Dataset content
***

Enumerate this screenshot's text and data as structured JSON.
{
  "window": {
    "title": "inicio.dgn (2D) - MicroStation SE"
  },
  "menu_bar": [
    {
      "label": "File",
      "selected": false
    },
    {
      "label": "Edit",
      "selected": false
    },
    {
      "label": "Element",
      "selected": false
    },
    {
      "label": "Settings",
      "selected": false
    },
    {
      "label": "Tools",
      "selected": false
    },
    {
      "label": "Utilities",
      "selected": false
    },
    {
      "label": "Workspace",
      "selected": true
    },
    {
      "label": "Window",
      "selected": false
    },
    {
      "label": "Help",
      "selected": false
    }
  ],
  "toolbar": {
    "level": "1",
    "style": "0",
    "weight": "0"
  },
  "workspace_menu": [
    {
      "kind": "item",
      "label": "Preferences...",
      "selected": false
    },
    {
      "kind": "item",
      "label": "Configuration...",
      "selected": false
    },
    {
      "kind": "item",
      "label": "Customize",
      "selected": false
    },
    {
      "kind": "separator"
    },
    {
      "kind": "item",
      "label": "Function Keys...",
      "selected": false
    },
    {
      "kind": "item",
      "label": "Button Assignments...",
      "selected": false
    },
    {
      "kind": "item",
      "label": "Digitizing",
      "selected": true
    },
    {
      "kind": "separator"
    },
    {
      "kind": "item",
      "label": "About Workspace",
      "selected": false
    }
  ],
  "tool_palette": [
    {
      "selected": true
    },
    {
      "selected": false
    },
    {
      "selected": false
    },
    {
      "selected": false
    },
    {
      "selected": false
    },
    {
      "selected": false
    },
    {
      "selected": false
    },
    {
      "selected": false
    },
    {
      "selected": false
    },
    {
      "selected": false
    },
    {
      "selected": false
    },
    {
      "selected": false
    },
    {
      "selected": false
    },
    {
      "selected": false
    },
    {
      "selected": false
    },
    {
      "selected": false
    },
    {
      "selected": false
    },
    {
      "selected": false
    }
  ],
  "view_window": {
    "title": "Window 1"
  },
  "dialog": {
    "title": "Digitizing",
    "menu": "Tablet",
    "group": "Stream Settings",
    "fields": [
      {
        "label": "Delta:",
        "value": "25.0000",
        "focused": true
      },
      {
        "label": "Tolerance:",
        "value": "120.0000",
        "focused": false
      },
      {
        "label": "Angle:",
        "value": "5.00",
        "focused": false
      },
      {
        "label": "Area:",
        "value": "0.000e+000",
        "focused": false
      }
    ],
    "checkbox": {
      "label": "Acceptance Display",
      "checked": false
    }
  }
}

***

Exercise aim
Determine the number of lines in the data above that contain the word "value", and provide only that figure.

Response
4